You know those ‘if you’ve been affected by the issues in this programme…’ messages you get sometimes after particularly traumatic documentaries and/or episodes of Hollyoaks? Have you ever seen one in a theatre before?
I certainly hadn’t, until A Monster Calls at the Old Vic. I saw it in the ladies’ loos, pre-show, and I was confused.
Here’s the thing: I haven’t read the book A Monster Calls, by Patrick Ness, or seen the film (I didn’t even know there was a film). I didn’t know what it was about. I’d just seen the production images and thought it looked cool.
I was in no way emotionally prepared for what was to come over the next two and a half hours: having my emotions ripped out through my eye sockets and leaving the theatre a human puddle. I exaggerate, but only slightly.
For those who, like me, don’t know A Monster Calls – and without giving everything away – it’s about a kid coming to terms with the fact that his mum has terminal cancer and, specifically, the complicated, horrible and human emotions that he has to process. It’s a play about death, why we’re scared of it, and why it’s ok to be scared of it. It is profoundly moving, phenomenally powerful and a fantastic choice for a theatrical literary adaptation.
The particular version of the story on show in this production is unique. It’s a ‘devised’ production, drawn up over the course of the rehearsal period by director Sally Cookson, writer in the room (nope, me neither) Adam Peck, and the company. I don’t know if what they’ve created is faithful to Ness’ original prose – and neither do I especially care – but it is an absolutely beautiful, fresh and touching piece of writing. The emotional depths it reaches are astonishing, the characters it creates are sympathetic and complex, the way it revels in the power of storytelling is a joy.
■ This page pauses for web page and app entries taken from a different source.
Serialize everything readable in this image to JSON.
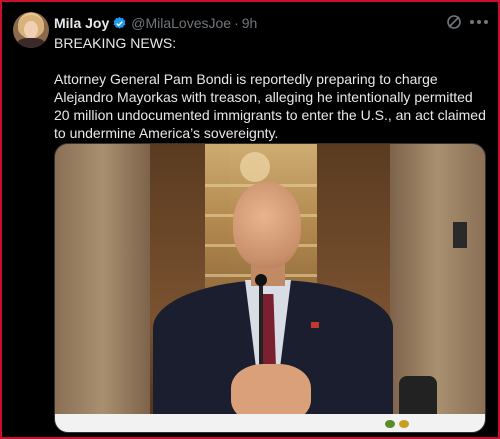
{
  "author": {
    "name": "Mila Joy",
    "handle": "@MilaLovesJoe",
    "separator": "·",
    "time": "9h",
    "verified": true
  },
  "tweet": {
    "headline": "BREAKING NEWS:",
    "body": "Attorney General Pam Bondi is reportedly preparing to charge Alejandro Mayorkas with treason, alleging he intentionally permitted 20 million undocumented immigrants to enter the U.S., an act claimed to undermine America’s sovereignty."
  },
  "icons": {
    "grok": "grok-icon",
    "more": "more-icon",
    "verified": "verified-badge-icon"
  },
  "colors": {
    "background": "#000000",
    "text": "#e7e9ea",
    "secondary": "#71767b",
    "verified": "#1d9bf0",
    "frame_border": "#c8102e"
  }
}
Most of all, the way it approaches and examines its key themes – the mindfuck emotions involved in losing a loved one – is extraordinary. Softly, kindly, it pulls you towards its inevitable conclusion and holds your hand as it forces you to face up to, essentially, death. It’s as intricate and heartbreaking a study of grief as I’ve ever seen. And I know I cry at everything all the time, but Jesus Christ I CRIED at this. I cried, I reckon, for a full, uninterrupted half an hour of the second act and a few other bits as well. I cried until my eyes hurt, but my heart didn’t.
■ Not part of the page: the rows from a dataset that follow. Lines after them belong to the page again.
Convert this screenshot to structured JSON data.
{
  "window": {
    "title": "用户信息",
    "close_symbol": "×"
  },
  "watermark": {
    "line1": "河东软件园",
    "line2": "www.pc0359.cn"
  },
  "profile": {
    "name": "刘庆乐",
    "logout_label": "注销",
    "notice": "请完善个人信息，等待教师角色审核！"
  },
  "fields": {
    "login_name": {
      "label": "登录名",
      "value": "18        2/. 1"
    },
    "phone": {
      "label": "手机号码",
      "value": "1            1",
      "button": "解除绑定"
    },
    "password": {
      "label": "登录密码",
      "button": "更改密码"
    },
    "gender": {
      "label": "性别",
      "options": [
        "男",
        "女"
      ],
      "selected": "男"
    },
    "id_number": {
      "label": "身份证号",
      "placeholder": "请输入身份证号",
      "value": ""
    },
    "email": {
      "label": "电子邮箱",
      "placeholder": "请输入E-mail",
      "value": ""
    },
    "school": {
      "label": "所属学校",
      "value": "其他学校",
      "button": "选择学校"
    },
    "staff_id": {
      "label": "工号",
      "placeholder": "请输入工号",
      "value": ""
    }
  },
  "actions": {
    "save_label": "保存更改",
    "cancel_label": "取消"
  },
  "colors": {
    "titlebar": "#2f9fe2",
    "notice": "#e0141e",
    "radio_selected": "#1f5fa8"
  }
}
As well as the emotional power of the play, the production is heartstoppingly beautiful and almost unfathomably clever. This really could be an unstagable work but Sally Cookson’s production absolutely nails every last detail. She’s created a beautiful and unique (words I’m using a lot in this post, intentionally so) world and is totally committed to the story and her vision of it. Michael Vale’s set is astonishing and meets the key challenge of this piece – The Monster is literal, he has to actually appear – in such an innovative way. Using a set of ropes and pulleys to create the yew tree that The Monster inhabits, with cast members suspended in it as necessary, is genius. Matt Costain’s brilliant, occasionally Cirque du Soleil-esque, aerial work makes perfect use of it too. Set against Dick Straker’s beautiful, but also genuinely frightening, projection everything combines to create one of those theatrical images that will stay with me for a very, very long time.
Also of note is Aideen Malone’s lighting which is used so effectively to communicate place by casting the shapes of various different types of window onto the stage. Sounds weird, looks amazing. The production sounds amazing too, thanks largely to Benji Bowers’ incredible music and soundscape. That the lush, vivid, evocative wall of noise he creates is achieved by only two musicians (Bowers himself and brother Will) is kind of mind blowing.
This production is a real ensemble piece which I always find fascinating to watch; especially so in this case since the ensemble do so much to physically create the world of the show as well as just act in it. As the only actor who gets to do just one thing – play Conor, the kid at the heart of the story – Matthew Tennyson is brilliant, perfectly incapsulating the anger, sadness, guilt and fear that grief always comprises. Stuart Goodwin is a fantastically charismatic, comforting and threatening Monster. Marianne Oldham is heartbreaking as Conor’s mum – especially so given she has to drive so much of the narrative in relatively little stage time. But really it’s not the individual performances that make this show. It’s watching the whole cast very literally work together to create a world and tell a story that’s so thrilling.
At it’s very best, theatre can be both transformative and transport you to another world. A Monster Calls absolutely is and does both. I cried like a baby and marvelled at the theatre craft. I came away with a better understanding of grief than I think I’ve ever had and a deep thankfulness for a few hours spent thoroughly immersed in a story. In my glorious rule, this production will be available on the NHS.
Oh, and in case you thought I was joking…
A Monster Calls is at the Old Vic until 25th August.
I sat in seat C31 in the Lilian Baylis Circle for this show and paid £5 (yes £5: FIVE POUNDS) for my completely unobstructed view seat at a preview performance. I challenge anyone to come up with a better way to spend a fiver in London this summer.